We continue with our counting lessons — and once again, Kitten proves that she doesn’t think the same way I do. In fact, her solution is so elegant that I think she could have a future as a mathematician. After all, every aspiring novelist needs a day job, right?
If only I could get her to give up the idea that she hates math…
Permutations with Complications
How many of the possible distinct arrangements of 1-6 have 1 to the left of 2?
My Method: Hit the Problem with a Sledgehammer

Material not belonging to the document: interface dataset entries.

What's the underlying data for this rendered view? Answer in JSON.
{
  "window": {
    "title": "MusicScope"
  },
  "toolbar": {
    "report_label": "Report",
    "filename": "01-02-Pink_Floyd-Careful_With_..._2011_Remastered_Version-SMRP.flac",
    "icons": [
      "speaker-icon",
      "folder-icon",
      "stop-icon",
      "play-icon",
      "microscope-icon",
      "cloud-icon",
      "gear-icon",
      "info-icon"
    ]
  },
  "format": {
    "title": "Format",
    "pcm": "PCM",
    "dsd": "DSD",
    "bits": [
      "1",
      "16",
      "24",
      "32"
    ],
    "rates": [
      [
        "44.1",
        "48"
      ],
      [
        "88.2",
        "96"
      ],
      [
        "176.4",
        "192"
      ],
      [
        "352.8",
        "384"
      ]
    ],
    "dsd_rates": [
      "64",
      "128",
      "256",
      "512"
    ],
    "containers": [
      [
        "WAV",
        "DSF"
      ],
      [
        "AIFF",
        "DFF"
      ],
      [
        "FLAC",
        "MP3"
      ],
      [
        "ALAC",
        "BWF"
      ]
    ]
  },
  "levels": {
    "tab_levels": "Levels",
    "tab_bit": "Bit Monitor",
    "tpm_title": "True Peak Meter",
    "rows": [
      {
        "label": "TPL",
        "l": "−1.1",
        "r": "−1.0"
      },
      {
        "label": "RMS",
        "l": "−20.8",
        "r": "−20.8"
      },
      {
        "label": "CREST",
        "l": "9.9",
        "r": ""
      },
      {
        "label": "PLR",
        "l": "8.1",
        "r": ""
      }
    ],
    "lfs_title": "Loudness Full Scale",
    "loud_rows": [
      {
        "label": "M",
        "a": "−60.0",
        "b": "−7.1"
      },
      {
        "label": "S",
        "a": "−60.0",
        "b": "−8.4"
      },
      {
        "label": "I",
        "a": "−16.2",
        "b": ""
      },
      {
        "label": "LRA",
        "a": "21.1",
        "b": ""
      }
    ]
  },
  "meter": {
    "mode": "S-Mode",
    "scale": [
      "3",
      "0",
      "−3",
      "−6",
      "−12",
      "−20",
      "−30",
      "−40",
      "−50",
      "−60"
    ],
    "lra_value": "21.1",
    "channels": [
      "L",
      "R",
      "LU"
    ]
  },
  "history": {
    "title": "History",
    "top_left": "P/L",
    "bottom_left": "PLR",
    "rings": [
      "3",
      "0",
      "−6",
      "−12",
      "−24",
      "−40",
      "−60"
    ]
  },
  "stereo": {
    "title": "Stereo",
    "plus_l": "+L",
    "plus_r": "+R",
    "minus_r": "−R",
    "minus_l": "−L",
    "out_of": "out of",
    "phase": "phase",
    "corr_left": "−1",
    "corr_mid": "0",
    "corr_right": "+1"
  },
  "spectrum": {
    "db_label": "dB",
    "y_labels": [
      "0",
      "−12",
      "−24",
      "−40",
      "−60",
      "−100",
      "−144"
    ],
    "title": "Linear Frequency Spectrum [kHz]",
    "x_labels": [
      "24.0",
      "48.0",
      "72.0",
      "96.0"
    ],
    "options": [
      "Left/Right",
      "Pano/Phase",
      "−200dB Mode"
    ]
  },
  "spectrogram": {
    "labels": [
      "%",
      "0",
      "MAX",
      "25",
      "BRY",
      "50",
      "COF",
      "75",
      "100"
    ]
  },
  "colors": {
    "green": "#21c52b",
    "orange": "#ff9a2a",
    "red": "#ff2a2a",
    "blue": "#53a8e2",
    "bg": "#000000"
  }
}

It took some time, but I did get the answer. I used casework — that is, I thought of all the possible things that might happen to satisfy the requirements, counted them individually, and added up my possibilities to get the final answer.
The cases I considered were all the places that the 1 could go and still have the 2 to its right. Making a 6-digit number, we could have:
1 _ _ _ _ _
_ 1 _ _ _ _
_ _ 1 _ _ _
_ _ _ 1 _ _
_ _ _ _ 1 2
Then I filled in the number of choices available for each blank space, using the Fundamental Counting Principle and taking into account that the 2 has to come after the 1. After that, I multiplied everything out (five multiplications, one for each line). And finally, I added those products together to find my answer.
Ugly, but it works.
The Book’s Method: Flash of Insight Required
I didn’t like the solution in the book because it requires a flash of insight. Such “Aha!” moments are fun but notoriously unreliable. The book used symmetry to solve the problem, recognizing that every possible arrangement of digits, such as:
1 2 3 4 5 6
has a mirror-image partner:
6 5 4 3 2 1
And in every such mirror-image pair, only one of them will have the 1 and 2 in the correct order. So we can just count the number of possible arrangements of digits and then divide by 2.
Nice, if you happen to think of it.
Kitten’s Method: Build the Number, Counting As You Go
Kitten’s method only took two short lines on her whiteboard — though it will take much longer here, since I have to type out her explanation. To begin with, the 1 and 2 must be in this order:
Choices = 1. Total possible numbers so far:
1 (the choices for the other digits)
I almost interrupted her to say that the 1 and 2 don’t have to sit next to each other. Thankfully, I kept my mouth shut, and thus saved myself from sticking my foot in it. She had everything under control.
The next digit can fit before the 1, or after the 2, or in between them:
_ 1 _ 2 _
Choices = 3. Total possible numbers so far:
1 3 (the choices for the other digits)
Kitten put a 3 at the end for demonstration purposes, but as she explained, the possibilities are the same no matter which digit we use or where we put it.
The next digit has 4 choices of where to go:
_ 1 _ 2 _ 3 _
1 3 4 (the choices for the other digits)
The next digit has 5 choices of where to go:
_ 1 _ 2 _ 3 _ 4 _
1 3 4 5 (the choices for the last digit)
The final digit has 6 choices of where to go:
_ 1 _ 2 _ 3 _ 4 _ 5 _
Total possible numbers that fit our criterion:
1 3 4 5 6